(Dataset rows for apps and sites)
=== Section Start ===
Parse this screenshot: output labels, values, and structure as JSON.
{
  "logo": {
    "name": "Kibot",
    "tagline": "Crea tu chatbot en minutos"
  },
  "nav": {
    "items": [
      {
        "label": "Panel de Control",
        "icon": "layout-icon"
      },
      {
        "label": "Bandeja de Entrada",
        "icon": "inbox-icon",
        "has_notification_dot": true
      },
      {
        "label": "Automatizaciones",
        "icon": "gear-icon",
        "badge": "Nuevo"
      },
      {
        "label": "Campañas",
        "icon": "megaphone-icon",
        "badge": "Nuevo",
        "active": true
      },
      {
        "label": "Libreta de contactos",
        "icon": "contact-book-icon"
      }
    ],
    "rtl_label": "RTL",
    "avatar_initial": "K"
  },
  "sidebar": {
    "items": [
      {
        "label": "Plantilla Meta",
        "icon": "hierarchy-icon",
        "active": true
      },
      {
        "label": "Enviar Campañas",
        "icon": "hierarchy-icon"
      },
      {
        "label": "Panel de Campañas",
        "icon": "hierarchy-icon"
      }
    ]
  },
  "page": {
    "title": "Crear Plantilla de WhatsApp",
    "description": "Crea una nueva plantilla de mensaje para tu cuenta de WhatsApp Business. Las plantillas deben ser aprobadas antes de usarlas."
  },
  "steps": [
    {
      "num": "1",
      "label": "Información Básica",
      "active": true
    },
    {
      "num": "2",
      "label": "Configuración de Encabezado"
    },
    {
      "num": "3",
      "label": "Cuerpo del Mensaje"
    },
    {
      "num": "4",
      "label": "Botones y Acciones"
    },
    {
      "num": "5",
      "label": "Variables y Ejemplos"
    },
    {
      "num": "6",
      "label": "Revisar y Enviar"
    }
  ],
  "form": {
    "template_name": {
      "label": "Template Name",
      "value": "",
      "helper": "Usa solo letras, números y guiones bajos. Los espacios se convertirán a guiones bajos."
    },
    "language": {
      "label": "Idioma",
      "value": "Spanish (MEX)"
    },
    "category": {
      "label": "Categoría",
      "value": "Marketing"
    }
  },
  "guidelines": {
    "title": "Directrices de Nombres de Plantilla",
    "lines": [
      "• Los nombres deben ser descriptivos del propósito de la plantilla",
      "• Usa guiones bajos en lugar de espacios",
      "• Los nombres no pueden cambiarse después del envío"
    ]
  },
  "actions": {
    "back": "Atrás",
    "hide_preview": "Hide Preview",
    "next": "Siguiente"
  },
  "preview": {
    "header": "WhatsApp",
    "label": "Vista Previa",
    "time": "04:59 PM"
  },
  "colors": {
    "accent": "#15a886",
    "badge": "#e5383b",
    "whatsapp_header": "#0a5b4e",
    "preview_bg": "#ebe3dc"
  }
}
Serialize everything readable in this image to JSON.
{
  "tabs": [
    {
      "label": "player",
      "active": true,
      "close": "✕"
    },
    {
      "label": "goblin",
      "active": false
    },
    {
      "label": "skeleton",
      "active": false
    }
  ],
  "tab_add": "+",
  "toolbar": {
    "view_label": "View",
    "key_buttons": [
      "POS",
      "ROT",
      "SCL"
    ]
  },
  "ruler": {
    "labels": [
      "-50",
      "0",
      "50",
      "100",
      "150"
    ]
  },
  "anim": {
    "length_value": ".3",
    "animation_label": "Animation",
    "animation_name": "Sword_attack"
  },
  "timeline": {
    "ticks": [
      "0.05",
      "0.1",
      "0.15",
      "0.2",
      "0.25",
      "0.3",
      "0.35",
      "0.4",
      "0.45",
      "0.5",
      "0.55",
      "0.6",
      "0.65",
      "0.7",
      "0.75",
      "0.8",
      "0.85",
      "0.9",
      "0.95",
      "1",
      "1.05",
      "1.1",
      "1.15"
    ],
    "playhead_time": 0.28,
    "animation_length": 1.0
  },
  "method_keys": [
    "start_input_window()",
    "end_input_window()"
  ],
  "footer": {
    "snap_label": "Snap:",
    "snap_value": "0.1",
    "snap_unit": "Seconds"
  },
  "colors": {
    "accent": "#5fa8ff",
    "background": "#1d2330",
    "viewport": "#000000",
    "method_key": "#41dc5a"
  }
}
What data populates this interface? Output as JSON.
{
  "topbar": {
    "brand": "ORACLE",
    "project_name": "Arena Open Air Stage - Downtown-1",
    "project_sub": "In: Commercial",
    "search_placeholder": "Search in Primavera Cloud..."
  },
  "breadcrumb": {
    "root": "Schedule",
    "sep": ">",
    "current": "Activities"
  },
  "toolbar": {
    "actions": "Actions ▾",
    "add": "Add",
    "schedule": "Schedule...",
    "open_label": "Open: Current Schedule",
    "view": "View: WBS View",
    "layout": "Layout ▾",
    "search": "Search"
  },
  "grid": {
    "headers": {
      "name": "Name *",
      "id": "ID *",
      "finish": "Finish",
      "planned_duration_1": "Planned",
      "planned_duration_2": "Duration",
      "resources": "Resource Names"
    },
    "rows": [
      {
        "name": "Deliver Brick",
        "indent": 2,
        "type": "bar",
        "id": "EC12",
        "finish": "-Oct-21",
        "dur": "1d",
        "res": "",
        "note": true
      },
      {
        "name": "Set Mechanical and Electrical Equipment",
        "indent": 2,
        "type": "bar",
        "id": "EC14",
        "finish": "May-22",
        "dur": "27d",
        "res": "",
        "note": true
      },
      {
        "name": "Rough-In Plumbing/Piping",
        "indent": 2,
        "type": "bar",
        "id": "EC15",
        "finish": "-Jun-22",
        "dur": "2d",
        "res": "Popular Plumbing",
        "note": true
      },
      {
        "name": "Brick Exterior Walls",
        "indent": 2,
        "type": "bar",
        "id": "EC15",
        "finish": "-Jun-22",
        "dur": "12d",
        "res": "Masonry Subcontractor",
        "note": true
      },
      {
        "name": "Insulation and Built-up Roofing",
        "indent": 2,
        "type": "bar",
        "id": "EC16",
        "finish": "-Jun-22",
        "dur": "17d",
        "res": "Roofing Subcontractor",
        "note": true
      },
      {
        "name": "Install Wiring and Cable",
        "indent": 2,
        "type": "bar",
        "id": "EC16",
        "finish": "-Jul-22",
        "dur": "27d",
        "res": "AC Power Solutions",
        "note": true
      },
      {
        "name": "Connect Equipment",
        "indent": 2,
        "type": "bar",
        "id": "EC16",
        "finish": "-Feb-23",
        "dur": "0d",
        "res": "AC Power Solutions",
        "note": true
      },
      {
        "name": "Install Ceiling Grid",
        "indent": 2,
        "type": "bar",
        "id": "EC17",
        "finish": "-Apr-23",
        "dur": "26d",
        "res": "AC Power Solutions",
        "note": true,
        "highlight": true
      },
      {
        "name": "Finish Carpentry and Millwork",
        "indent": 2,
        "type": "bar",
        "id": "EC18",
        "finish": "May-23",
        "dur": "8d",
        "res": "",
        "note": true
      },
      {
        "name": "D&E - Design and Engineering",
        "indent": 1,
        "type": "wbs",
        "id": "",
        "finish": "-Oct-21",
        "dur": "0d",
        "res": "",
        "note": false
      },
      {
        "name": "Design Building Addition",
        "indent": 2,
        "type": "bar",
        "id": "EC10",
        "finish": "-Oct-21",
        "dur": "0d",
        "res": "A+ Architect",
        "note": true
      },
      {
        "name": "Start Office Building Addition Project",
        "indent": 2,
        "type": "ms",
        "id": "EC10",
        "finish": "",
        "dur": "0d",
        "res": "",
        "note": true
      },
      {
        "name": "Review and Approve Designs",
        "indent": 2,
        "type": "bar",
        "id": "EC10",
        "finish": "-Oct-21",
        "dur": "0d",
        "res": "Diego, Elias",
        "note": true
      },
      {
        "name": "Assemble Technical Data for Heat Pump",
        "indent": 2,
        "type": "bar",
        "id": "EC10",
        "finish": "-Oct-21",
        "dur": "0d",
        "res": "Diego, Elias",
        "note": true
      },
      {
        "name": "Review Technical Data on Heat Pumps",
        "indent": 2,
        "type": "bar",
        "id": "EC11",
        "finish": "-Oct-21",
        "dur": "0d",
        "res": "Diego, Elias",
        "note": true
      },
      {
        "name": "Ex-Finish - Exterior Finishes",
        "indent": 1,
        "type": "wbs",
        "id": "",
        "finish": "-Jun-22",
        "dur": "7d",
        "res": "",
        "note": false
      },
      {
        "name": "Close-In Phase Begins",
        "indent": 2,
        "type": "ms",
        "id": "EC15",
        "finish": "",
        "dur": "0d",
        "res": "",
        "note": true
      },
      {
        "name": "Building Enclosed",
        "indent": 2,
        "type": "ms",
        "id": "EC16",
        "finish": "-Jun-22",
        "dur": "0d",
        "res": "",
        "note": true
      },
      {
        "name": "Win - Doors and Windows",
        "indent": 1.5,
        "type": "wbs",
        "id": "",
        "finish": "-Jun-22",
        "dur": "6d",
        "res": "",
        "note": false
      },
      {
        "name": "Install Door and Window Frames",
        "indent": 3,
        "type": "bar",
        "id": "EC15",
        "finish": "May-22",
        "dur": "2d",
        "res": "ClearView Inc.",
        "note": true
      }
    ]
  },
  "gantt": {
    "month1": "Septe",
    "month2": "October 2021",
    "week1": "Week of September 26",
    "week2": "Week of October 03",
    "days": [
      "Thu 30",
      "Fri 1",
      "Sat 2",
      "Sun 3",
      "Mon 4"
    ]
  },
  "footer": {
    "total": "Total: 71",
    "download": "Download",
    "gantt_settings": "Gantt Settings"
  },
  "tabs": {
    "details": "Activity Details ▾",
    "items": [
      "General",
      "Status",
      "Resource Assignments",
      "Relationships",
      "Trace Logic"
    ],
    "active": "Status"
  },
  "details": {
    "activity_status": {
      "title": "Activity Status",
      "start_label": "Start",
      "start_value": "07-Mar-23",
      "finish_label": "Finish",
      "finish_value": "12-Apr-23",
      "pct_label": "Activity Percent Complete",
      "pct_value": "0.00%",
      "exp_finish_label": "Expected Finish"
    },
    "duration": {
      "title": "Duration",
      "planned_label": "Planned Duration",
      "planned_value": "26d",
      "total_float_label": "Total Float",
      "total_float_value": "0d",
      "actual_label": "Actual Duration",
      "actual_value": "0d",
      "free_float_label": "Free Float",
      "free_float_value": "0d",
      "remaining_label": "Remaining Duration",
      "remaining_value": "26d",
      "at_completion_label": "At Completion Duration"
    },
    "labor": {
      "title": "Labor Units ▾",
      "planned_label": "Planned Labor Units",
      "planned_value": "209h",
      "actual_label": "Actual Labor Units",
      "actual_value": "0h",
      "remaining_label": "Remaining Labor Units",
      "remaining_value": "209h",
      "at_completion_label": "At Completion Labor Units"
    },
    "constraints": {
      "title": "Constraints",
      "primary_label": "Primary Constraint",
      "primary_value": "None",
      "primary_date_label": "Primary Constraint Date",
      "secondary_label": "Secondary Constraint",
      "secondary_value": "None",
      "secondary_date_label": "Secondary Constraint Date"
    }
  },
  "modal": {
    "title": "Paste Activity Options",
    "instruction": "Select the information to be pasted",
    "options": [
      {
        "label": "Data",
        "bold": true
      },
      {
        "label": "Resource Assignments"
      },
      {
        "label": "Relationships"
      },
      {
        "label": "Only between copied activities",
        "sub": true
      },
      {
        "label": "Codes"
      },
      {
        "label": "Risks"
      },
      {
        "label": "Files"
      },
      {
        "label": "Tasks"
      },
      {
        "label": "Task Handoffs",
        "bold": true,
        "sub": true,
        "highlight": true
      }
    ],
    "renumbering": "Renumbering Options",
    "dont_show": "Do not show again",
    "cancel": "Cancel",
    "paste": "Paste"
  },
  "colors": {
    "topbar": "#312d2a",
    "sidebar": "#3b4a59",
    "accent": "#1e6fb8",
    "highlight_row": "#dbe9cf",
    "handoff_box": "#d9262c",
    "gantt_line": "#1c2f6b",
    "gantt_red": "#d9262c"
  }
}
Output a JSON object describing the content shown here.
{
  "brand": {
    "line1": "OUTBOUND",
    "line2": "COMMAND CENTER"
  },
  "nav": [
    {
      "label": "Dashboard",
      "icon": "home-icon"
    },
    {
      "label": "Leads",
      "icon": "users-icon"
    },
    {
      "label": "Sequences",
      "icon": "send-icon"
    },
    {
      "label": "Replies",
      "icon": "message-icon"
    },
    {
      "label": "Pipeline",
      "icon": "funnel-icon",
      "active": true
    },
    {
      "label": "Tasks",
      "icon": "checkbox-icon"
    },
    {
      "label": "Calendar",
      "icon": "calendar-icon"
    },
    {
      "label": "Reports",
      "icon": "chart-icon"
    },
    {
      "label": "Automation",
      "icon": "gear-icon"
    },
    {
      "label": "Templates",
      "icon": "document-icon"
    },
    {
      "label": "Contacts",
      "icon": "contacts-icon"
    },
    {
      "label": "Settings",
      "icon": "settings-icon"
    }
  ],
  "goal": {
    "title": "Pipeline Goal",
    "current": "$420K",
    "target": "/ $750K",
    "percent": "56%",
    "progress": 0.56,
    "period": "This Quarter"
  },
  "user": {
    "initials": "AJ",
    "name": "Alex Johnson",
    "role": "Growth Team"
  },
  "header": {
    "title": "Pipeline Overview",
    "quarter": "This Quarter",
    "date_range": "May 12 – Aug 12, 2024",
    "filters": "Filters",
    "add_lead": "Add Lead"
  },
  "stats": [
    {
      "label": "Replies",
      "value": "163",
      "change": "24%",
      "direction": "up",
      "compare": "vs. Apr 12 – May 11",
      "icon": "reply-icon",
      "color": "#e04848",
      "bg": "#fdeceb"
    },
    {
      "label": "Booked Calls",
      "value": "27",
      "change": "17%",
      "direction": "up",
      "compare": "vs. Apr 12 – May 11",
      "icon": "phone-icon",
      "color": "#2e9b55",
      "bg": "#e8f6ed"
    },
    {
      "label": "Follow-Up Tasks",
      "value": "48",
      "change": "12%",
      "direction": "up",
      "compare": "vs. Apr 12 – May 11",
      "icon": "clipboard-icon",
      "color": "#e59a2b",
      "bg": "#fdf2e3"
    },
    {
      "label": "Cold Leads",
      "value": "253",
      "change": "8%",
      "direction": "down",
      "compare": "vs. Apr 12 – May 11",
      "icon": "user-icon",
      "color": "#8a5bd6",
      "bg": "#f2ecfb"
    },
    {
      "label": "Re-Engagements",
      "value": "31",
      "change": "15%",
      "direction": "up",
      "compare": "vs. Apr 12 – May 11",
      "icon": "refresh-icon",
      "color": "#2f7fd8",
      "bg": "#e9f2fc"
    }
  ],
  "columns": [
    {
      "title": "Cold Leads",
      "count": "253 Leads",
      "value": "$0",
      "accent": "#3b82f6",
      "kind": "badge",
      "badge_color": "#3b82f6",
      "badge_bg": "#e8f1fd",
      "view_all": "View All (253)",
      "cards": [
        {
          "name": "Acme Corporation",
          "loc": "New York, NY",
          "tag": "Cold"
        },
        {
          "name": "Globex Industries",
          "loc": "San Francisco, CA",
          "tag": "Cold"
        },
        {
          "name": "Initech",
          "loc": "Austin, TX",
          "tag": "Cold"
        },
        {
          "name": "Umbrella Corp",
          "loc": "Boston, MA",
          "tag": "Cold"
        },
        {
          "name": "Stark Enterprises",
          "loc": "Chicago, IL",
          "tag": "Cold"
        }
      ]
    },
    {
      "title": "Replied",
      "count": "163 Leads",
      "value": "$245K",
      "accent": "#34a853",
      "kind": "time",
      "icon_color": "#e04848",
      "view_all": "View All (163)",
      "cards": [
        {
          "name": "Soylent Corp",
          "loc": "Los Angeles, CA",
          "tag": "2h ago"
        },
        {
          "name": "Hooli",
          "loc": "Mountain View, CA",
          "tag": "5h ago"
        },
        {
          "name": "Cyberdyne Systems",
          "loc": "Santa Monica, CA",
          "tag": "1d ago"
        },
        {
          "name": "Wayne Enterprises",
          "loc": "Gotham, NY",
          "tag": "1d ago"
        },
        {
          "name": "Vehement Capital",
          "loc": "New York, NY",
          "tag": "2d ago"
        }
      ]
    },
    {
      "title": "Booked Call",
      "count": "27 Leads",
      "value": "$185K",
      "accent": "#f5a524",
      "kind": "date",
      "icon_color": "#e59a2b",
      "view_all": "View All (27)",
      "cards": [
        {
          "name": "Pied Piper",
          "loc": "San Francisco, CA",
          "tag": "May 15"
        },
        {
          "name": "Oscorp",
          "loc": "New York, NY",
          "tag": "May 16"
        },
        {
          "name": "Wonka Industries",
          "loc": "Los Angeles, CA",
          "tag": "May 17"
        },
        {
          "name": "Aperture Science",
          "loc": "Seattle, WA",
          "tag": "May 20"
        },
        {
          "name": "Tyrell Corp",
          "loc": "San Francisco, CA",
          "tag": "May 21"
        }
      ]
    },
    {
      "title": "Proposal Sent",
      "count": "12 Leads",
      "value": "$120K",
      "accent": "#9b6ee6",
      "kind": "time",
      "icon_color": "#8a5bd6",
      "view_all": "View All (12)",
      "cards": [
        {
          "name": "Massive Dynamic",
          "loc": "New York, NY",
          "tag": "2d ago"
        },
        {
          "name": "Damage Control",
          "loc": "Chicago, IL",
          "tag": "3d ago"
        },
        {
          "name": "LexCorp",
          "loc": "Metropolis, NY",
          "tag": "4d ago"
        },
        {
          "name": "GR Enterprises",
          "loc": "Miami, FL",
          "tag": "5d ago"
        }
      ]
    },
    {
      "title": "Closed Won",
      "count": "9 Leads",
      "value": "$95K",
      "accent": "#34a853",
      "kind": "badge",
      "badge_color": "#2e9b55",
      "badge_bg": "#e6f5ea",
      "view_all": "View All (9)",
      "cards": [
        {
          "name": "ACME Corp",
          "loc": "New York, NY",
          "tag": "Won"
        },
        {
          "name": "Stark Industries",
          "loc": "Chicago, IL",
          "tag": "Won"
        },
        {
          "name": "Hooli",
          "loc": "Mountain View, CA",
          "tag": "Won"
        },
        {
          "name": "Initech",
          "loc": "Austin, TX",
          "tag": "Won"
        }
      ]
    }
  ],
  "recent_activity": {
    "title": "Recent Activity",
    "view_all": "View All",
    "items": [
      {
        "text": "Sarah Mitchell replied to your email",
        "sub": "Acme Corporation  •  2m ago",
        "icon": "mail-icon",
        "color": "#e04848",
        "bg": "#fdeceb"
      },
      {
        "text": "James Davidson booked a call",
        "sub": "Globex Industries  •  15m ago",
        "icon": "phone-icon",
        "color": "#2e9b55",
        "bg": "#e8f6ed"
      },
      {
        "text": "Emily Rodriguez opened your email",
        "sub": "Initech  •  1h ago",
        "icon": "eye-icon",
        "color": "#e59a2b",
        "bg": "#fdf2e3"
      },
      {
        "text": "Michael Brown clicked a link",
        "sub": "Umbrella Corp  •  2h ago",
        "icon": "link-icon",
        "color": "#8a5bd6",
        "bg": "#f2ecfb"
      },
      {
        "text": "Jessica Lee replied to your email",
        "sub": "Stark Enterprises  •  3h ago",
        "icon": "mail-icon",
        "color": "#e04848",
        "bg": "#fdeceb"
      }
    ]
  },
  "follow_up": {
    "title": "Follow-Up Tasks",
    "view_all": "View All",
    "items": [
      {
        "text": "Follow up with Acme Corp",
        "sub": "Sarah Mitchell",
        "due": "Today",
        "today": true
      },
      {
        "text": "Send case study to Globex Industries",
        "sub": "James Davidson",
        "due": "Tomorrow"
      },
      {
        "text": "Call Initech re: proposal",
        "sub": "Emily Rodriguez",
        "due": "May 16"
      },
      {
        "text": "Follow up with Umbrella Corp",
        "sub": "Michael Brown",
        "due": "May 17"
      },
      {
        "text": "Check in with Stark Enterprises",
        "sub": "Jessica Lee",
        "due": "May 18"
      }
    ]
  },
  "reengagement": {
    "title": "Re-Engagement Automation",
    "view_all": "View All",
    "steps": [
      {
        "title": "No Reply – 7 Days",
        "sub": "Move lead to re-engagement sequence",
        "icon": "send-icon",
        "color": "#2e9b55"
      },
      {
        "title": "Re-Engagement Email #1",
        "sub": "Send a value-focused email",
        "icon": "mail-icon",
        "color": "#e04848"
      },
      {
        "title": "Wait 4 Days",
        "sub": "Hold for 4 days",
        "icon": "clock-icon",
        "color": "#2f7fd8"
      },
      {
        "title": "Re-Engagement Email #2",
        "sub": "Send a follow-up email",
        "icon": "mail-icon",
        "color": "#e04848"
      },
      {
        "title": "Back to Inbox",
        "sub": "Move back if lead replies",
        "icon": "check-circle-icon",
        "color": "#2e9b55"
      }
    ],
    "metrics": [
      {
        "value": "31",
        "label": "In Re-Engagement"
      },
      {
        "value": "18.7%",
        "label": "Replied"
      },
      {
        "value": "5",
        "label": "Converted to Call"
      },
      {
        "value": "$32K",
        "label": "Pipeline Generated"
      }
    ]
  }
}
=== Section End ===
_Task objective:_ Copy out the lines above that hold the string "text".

_Written solution:_
        "text": "Sarah Mitchell replied to your email",
        "text": "James Davidson booked a call",
        "text": "Emily Rodriguez opened your email",
        "text": "Michael Brown clicked a link",
        "text": "Jessica Lee replied to your email",
        "text": "Follow up with Acme Corp",
        "text": "Send case study to Globex Industries",
        "text": "Call Initech re: proposal",
        "text": "Follow up with Umbrella Corp",
        "text": "Check in with Stark Enterprises",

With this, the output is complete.